_WORK TO BE COMPLETED:_
Please retype all of the entries that follow, leaving the images out.

*** DATASET CONTENT ***

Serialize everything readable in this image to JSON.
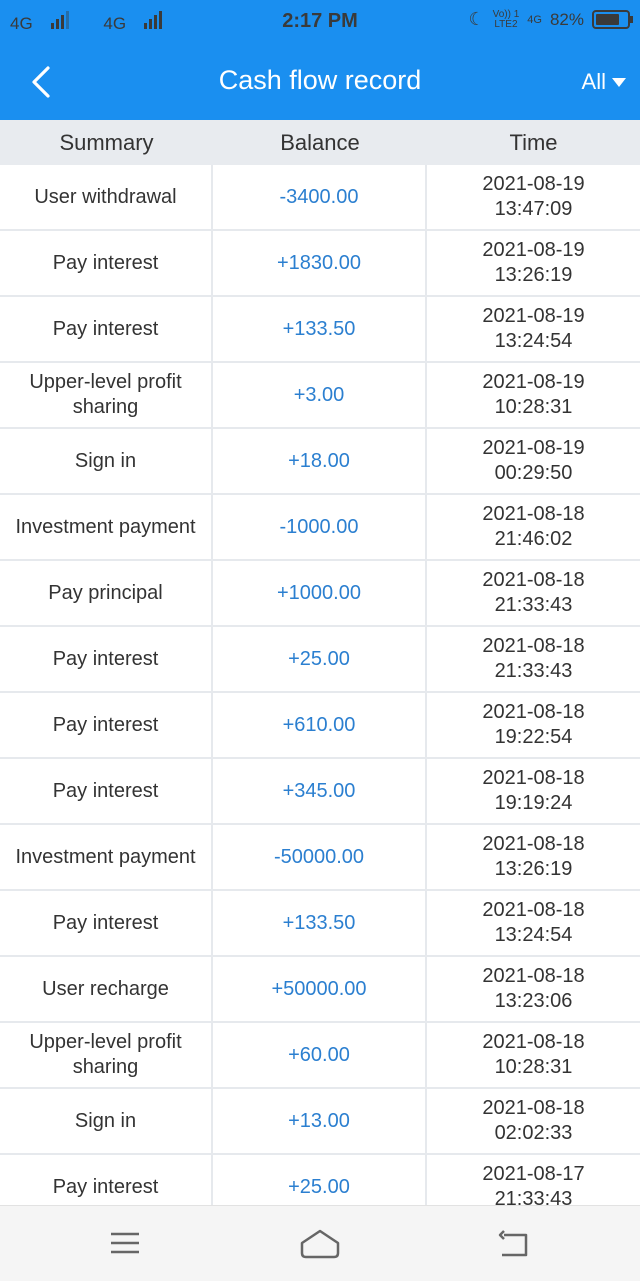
{
  "status_bar": {
    "network1": "4G",
    "network2": "4G",
    "time": "2:17 PM",
    "volte": "Vo)) 1",
    "lte": "LTE2",
    "net3": "4G",
    "battery": "82%",
    "battery_level": 0.82
  },
  "header": {
    "title": "Cash flow record",
    "filter_label": "All",
    "back_icon": "chevron-left-icon",
    "filter_icon": "caret-down-icon"
  },
  "columns": {
    "summary": "Summary",
    "balance": "Balance",
    "time": "Time"
  },
  "records": [
    {
      "summary": "User withdrawal",
      "balance": "-3400.00",
      "date": "2021-08-19",
      "clock": "13:47:09"
    },
    {
      "summary": "Pay interest",
      "balance": "+1830.00",
      "date": "2021-08-19",
      "clock": "13:26:19"
    },
    {
      "summary": "Pay interest",
      "balance": "+133.50",
      "date": "2021-08-19",
      "clock": "13:24:54"
    },
    {
      "summary": "Upper-level profit sharing",
      "balance": "+3.00",
      "date": "2021-08-19",
      "clock": "10:28:31"
    },
    {
      "summary": "Sign in",
      "balance": "+18.00",
      "date": "2021-08-19",
      "clock": "00:29:50"
    },
    {
      "summary": "Investment payment",
      "balance": "-1000.00",
      "date": "2021-08-18",
      "clock": "21:46:02"
    },
    {
      "summary": "Pay principal",
      "balance": "+1000.00",
      "date": "2021-08-18",
      "clock": "21:33:43"
    },
    {
      "summary": "Pay interest",
      "balance": "+25.00",
      "date": "2021-08-18",
      "clock": "21:33:43"
    },
    {
      "summary": "Pay interest",
      "balance": "+610.00",
      "date": "2021-08-18",
      "clock": "19:22:54"
    },
    {
      "summary": "Pay interest",
      "balance": "+345.00",
      "date": "2021-08-18",
      "clock": "19:19:24"
    },
    {
      "summary": "Investment payment",
      "balance": "-50000.00",
      "date": "2021-08-18",
      "clock": "13:26:19"
    },
    {
      "summary": "Pay interest",
      "balance": "+133.50",
      "date": "2021-08-18",
      "clock": "13:24:54"
    },
    {
      "summary": "User recharge",
      "balance": "+50000.00",
      "date": "2021-08-18",
      "clock": "13:23:06"
    },
    {
      "summary": "Upper-level profit sharing",
      "balance": "+60.00",
      "date": "2021-08-18",
      "clock": "10:28:31"
    },
    {
      "summary": "Sign in",
      "balance": "+13.00",
      "date": "2021-08-18",
      "clock": "02:02:33"
    },
    {
      "summary": "Pay interest",
      "balance": "+25.00",
      "date": "2021-08-17",
      "clock": "21:33:43"
    }
  ],
  "nav": {
    "menu_icon": "menu-icon",
    "home_icon": "home-icon",
    "back_icon": "back-icon"
  },
  "colors": {
    "accent": "#1a8ff0",
    "amount": "#2b7fd0"
  }
}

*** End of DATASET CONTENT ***

_OUTPUT:_
Serialize everything readable in this image to JSON.
{
  "status_bar": {
    "network1": "4G",
    "network2": "4G",
    "time": "2:17 PM",
    "volte": "Vo)) 1",
    "lte": "LTE2",
    "net3": "4G",
    "battery": "82%",
    "battery_level": 0.82
  },
  "header": {
    "title": "Cash flow record",
    "filter_label": "All",
    "back_icon": "chevron-left-icon",
    "filter_icon": "caret-down-icon"
  },
  "columns": {
    "summary": "Summary",
    "balance": "Balance",
    "time": "Time"
  },
  "records": [
    {
      "summary": "User withdrawal",
      "balance": "-3400.00",
      "date": "2021-08-19",
      "clock": "13:47:09"
    },
    {
      "summary": "Pay interest",
      "balance": "+1830.00",
      "date": "2021-08-19",
      "clock": "13:26:19"
    },
    {
      "summary": "Pay interest",
      "balance": "+133.50",
      "date": "2021-08-19",
      "clock": "13:24:54"
    },
    {
      "summary": "Upper-level profit sharing",
      "balance": "+3.00",
      "date": "2021-08-19",
      "clock": "10:28:31"
    },
    {
      "summary": "Sign in",
      "balance": "+18.00",
      "date": "2021-08-19",
      "clock": "00:29:50"
    },
    {
      "summary": "Investment payment",
      "balance": "-1000.00",
      "date": "2021-08-18",
      "clock": "21:46:02"
    },
    {
      "summary": "Pay principal",
      "balance": "+1000.00",
      "date": "2021-08-18",
      "clock": "21:33:43"
    },
    {
      "summary": "Pay interest",
      "balance": "+25.00",
      "date": "2021-08-18",
      "clock": "21:33:43"
    },
    {
      "summary": "Pay interest",
      "balance": "+610.00",
      "date": "2021-08-18",
      "clock": "19:22:54"
    },
    {
      "summary": "Pay interest",
      "balance": "+345.00",
      "date": "2021-08-18",
      "clock": "19:19:24"
    },
    {
      "summary": "Investment payment",
      "balance": "-50000.00",
      "date": "2021-08-18",
      "clock": "13:26:19"
    },
    {
      "summary": "Pay interest",
      "balance": "+133.50",
      "date": "2021-08-18",
      "clock": "13:24:54"
    },
    {
      "summary": "User recharge",
      "balance": "+50000.00",
      "date": "2021-08-18",
      "clock": "13:23:06"
    },
    {
      "summary": "Upper-level profit sharing",
      "balance": "+60.00",
      "date": "2021-08-18",
      "clock": "10:28:31"
    },
    {
      "summary": "Sign in",
      "balance": "+13.00",
      "date": "2021-08-18",
      "clock": "02:02:33"
    },
    {
      "summary": "Pay interest",
      "balance": "+25.00",
      "date": "2021-08-17",
      "clock": "21:33:43"
    }
  ],
  "nav": {
    "menu_icon": "menu-icon",
    "home_icon": "home-icon",
    "back_icon": "back-icon"
  },
  "colors": {
    "accent": "#1a8ff0",
    "amount": "#2b7fd0"
  }
}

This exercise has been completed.